[What you should do] Check each line of the data below for the word "Secure", then extract the ones that have it.

[Available data]
• • • • •

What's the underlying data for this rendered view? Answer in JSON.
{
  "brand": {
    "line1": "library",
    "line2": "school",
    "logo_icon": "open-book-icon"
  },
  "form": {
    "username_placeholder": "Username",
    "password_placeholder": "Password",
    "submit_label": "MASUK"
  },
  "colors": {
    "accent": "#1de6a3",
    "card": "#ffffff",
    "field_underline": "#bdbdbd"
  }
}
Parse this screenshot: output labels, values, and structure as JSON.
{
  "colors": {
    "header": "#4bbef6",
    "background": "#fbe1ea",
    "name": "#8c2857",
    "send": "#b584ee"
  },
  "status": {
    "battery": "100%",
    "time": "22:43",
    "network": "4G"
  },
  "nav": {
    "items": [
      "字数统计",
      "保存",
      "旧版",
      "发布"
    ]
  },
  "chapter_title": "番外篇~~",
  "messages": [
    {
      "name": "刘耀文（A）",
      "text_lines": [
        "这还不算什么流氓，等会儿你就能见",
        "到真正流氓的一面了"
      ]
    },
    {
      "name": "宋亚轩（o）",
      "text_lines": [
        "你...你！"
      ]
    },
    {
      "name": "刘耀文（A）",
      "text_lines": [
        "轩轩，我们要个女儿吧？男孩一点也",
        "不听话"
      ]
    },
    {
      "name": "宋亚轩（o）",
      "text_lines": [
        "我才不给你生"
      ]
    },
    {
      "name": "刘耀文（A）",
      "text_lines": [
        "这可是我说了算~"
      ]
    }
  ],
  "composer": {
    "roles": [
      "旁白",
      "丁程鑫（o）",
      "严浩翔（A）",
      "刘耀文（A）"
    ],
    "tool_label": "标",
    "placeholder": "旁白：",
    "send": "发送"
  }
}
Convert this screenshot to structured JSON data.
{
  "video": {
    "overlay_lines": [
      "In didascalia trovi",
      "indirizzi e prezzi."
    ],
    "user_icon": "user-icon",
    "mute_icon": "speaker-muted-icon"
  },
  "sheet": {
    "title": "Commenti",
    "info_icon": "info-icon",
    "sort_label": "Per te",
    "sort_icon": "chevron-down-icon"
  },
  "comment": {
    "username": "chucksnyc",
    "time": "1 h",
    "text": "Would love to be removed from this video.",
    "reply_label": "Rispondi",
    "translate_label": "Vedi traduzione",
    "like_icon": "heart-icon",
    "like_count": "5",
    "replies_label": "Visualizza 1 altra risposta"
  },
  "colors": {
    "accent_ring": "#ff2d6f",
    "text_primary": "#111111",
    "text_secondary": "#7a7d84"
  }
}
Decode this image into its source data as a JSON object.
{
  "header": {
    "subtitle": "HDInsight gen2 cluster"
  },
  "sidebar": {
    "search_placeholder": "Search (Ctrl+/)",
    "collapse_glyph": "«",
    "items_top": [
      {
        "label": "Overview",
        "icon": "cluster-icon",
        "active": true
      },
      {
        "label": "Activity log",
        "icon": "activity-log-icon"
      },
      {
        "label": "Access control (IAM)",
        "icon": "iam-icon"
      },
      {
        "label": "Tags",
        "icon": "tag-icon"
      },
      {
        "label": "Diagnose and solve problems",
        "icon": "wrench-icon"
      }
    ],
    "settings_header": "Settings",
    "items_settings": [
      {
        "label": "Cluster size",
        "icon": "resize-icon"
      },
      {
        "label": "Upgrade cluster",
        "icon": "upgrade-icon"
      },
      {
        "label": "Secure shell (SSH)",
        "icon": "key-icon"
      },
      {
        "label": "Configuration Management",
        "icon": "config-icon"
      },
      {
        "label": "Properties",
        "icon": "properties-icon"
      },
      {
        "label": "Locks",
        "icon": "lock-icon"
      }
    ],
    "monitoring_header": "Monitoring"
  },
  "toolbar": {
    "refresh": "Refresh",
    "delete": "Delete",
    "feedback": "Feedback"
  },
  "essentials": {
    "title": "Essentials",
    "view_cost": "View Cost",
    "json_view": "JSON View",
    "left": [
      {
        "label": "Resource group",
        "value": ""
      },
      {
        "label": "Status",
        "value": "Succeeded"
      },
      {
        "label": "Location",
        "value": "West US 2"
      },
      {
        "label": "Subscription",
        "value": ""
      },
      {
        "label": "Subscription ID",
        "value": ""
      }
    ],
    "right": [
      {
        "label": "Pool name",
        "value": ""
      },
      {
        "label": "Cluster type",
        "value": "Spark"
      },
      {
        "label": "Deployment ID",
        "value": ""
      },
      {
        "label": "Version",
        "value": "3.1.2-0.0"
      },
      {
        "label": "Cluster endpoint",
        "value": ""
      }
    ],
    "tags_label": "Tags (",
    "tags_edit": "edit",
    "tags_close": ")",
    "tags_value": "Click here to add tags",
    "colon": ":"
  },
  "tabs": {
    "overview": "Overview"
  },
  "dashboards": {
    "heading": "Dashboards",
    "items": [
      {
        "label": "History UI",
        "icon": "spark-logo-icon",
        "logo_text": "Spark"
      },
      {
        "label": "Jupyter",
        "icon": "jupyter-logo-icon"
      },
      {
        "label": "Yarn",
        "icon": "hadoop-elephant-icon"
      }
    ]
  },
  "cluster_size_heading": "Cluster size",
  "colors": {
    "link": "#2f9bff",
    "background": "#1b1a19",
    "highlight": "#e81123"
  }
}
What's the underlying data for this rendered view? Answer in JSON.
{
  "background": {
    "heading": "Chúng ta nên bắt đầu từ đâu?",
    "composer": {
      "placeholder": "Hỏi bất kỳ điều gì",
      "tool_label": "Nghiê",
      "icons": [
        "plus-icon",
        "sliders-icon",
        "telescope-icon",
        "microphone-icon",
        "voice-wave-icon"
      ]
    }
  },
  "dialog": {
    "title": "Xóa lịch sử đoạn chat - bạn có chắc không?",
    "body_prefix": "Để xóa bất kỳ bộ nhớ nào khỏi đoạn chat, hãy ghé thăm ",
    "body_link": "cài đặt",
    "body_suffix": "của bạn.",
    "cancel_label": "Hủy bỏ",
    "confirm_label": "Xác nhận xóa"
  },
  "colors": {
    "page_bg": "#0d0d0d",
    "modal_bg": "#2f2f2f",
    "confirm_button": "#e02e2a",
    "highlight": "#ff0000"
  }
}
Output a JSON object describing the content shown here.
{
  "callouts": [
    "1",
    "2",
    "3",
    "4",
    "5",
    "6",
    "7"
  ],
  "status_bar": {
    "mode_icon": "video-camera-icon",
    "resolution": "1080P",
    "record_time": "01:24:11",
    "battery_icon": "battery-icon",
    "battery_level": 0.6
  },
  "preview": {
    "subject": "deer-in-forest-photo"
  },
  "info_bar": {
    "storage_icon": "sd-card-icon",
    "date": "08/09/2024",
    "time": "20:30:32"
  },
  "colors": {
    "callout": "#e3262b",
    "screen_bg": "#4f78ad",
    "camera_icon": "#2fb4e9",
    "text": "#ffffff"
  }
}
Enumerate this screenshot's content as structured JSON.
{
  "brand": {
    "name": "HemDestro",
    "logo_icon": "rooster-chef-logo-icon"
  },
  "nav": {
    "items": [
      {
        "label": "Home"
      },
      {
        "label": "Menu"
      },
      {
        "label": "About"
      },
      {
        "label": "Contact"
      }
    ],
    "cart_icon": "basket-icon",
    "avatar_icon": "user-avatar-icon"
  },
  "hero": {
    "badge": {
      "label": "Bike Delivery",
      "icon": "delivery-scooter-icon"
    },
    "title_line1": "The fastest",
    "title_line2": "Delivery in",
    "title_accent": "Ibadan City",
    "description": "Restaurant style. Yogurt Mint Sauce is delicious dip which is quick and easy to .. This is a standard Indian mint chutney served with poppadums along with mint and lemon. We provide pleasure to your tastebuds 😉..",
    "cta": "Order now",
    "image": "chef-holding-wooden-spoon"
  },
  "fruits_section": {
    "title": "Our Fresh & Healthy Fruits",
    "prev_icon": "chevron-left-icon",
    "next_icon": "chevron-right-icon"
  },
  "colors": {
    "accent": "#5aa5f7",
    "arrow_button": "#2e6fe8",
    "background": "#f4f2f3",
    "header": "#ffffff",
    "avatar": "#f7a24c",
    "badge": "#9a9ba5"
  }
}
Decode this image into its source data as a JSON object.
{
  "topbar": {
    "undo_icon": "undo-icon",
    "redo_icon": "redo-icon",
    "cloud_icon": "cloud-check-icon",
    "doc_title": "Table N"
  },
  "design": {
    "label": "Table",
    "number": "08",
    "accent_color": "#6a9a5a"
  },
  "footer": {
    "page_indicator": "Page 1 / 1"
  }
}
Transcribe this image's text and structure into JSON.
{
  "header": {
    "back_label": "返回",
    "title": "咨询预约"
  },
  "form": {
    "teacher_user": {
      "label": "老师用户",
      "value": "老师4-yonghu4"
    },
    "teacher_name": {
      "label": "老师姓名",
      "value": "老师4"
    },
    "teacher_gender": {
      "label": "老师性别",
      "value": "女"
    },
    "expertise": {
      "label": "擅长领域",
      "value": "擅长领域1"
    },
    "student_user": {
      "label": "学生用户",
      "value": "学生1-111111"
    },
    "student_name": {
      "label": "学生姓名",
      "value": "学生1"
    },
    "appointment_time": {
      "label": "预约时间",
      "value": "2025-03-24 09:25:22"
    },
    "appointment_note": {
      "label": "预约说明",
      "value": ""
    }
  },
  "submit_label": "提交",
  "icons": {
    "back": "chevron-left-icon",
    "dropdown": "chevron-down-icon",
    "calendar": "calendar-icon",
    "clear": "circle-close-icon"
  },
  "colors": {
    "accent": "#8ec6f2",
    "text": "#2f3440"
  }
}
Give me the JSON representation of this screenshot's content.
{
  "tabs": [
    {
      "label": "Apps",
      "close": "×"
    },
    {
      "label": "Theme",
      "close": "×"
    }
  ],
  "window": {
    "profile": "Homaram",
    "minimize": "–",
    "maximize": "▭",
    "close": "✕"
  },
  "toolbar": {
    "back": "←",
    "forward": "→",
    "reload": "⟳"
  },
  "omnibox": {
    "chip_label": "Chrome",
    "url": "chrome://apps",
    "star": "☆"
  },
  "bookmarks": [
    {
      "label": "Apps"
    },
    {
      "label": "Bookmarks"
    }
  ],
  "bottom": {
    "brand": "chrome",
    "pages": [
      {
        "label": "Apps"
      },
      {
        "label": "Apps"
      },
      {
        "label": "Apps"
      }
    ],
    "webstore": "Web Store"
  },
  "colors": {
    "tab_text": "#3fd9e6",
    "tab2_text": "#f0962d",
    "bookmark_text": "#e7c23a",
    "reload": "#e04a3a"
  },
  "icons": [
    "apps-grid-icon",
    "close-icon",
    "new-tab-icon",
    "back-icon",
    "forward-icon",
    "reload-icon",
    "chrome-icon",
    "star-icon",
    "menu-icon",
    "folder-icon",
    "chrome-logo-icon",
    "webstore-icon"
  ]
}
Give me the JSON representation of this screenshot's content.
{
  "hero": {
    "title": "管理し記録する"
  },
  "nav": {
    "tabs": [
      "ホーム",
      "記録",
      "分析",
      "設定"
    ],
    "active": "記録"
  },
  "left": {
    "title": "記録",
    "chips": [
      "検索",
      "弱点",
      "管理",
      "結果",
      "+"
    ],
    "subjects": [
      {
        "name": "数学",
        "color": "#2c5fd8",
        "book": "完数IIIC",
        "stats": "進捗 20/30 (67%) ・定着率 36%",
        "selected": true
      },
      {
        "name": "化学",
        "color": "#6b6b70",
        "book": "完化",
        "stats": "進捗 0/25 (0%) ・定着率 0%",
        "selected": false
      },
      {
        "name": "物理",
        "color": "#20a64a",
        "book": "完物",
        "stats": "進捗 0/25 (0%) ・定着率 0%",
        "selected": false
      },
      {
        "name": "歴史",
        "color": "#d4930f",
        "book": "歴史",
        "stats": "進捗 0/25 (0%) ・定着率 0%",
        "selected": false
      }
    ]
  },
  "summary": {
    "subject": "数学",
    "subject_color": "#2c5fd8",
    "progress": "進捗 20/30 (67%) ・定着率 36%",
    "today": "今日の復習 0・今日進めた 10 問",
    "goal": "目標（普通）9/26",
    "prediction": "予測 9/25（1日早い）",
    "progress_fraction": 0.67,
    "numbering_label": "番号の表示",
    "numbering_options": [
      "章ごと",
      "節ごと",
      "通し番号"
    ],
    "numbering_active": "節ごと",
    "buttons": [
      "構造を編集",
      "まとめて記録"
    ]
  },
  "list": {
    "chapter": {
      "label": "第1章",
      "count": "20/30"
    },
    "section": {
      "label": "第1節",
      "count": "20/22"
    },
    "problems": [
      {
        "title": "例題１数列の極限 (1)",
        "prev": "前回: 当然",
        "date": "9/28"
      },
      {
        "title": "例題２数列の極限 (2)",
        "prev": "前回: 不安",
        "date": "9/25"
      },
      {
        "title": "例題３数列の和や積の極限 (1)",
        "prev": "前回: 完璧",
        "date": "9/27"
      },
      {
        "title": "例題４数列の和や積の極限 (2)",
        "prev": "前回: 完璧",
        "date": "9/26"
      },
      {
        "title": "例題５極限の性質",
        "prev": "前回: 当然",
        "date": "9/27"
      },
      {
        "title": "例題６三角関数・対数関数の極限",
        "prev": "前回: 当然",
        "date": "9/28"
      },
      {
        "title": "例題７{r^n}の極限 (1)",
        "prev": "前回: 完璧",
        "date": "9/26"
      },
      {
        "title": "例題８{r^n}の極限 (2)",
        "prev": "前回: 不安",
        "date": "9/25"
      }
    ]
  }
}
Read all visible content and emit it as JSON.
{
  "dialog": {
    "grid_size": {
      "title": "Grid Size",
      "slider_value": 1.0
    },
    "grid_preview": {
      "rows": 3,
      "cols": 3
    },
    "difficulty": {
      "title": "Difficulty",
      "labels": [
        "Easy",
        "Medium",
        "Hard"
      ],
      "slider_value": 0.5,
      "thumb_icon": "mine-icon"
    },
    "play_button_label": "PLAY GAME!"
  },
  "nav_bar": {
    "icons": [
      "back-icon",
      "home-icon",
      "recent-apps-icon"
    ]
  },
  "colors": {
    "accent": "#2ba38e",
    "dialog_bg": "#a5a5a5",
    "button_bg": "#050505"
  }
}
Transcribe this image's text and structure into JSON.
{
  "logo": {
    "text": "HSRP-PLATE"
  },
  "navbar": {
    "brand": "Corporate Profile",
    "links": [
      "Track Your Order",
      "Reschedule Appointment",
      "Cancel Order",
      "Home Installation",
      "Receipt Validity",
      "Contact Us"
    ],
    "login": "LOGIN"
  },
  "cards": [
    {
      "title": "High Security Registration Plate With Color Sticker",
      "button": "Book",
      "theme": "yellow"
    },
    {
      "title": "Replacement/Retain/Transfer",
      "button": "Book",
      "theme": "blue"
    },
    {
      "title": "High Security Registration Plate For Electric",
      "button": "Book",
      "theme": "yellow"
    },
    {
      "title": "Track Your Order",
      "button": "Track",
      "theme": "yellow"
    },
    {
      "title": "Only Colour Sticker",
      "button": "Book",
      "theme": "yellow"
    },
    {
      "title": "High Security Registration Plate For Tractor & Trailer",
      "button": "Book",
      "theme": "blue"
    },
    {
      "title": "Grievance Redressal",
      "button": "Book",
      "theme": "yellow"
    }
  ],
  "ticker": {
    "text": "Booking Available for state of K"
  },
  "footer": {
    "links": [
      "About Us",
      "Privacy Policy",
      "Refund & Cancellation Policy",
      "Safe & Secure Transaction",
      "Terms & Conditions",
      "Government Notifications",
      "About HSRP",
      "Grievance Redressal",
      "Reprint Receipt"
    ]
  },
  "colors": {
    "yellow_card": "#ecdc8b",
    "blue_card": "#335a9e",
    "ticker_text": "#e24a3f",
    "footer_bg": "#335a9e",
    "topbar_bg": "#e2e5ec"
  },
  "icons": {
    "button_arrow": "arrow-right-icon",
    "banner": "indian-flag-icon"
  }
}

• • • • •

[Answer]
        "label": "Secure shell (SSH)",
      "Safe & Secure Transaction",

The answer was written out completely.